Labyrinths in Judaism I: The Jewish Sacred Path
Some today say that a labyrinth is distinguished from a maze because a maze features multiple paths and dead ends, while a labyrinth follows a single, set path. This is certainly not accurate, as the most famous labyrinth all, the labyrinth of King Minos of Crete, was not a simple single route. This modern idea of the labyrinth, that there is (or should be) only one path through life or toward enlightenment, may reflect the Christian appropriation of much of the western labyrinth tradition. Moreover, it is a markedly fatalistic metaphor, one that is belied by human life itself, which entails constant choice, many possible paths - even occasional dead-ends - as we make our way to the heart of human experience. Labyrinths, like life, can require us to walk in ways of uncertainty. In Jewish tradition, unicursal (single-path) labyrinths do appear, but so do multi-cursal labyrinths.

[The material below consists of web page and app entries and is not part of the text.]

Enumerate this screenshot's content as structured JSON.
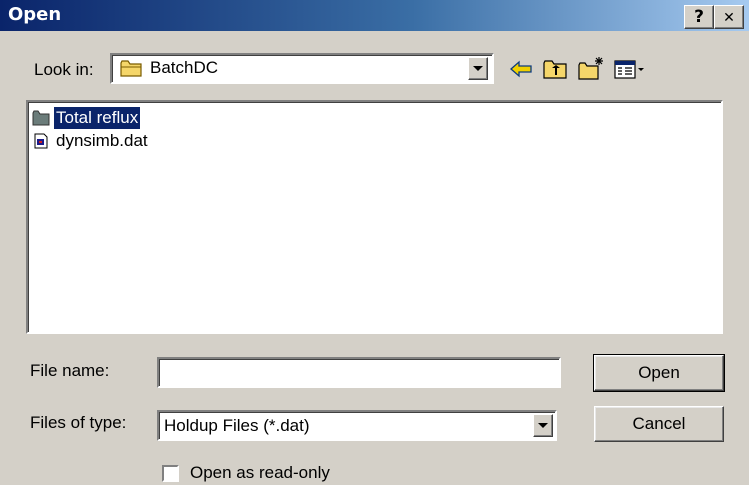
{
  "window": {
    "title": "Open",
    "help_label": "?",
    "close_label": "✕"
  },
  "lookin": {
    "label": "Look in:",
    "value": "BatchDC",
    "toolbar_icons": [
      "back-arrow-icon",
      "up-folder-icon",
      "new-folder-icon",
      "view-menu-icon"
    ]
  },
  "files": [
    {
      "name": "Total reflux",
      "type": "folder",
      "selected": true
    },
    {
      "name": "dynsimb.dat",
      "type": "file",
      "selected": false
    }
  ],
  "filename": {
    "label": "File name:",
    "value": ""
  },
  "filetype": {
    "label": "Files of type:",
    "value": "Holdup Files (*.dat)"
  },
  "buttons": {
    "open": "Open",
    "cancel": "Cancel"
  },
  "readonly": {
    "label": "Open as read-only",
    "checked": false
  },
  "colors": {
    "title_start": "#0a246a",
    "title_end": "#a6caf0",
    "selection": "#0a246a",
    "face": "#d4d0c8"
  }
}
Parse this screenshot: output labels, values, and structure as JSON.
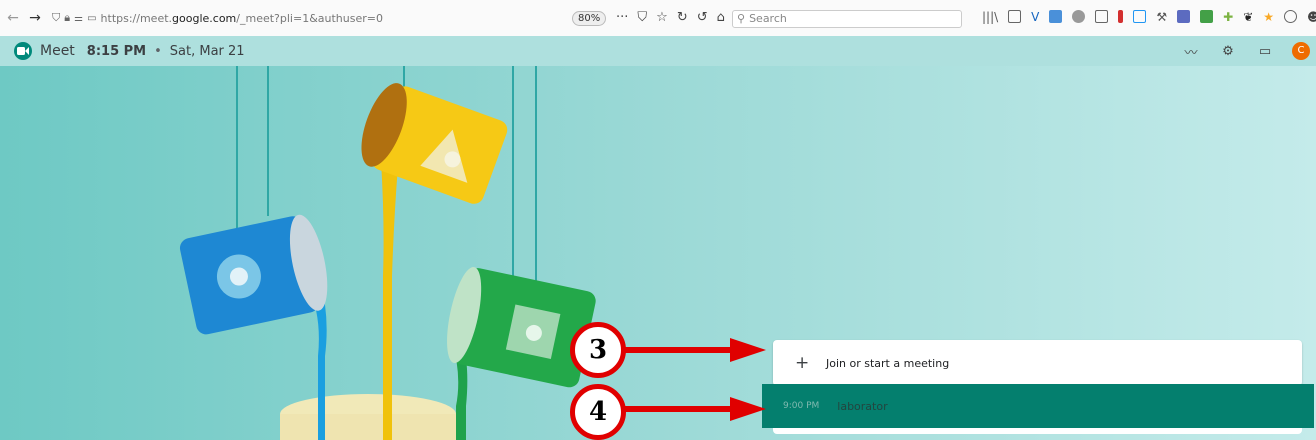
{
  "browser": {
    "url_prefix": "https://meet.",
    "url_domain": "google.com",
    "url_suffix": "/_meet?pli=1&authuser=0",
    "zoom": "80%",
    "search_placeholder": "Search"
  },
  "meet": {
    "app_name": "Meet",
    "time": "8:15 PM",
    "separator": "•",
    "date": "Sat, Mar 21",
    "avatar_initial": "C",
    "icons": [
      "activity-icon",
      "settings-icon",
      "feedback-icon"
    ]
  },
  "join": {
    "label": "Join or start a meeting"
  },
  "meeting": {
    "time": "9:00 PM",
    "name": "laborator"
  },
  "annotations": [
    {
      "label": "3"
    },
    {
      "label": "4"
    }
  ],
  "colors": {
    "background": "#aee0de",
    "meeting_card": "#047f6e",
    "annotation_red": "#e00000",
    "avatar": "#ef6c00",
    "meet_brand": "#00897b"
  }
}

The Jewish use of labyrinths is rather more often literary then it is graphic or physical. Jewish spiritual masters will often use the image of a complex palace or a daunting forest in their teachings, midrashim, and parables, to illustrate our journey toward home/God/the self. Here is a beloved example from the tradition of Hasidic parables: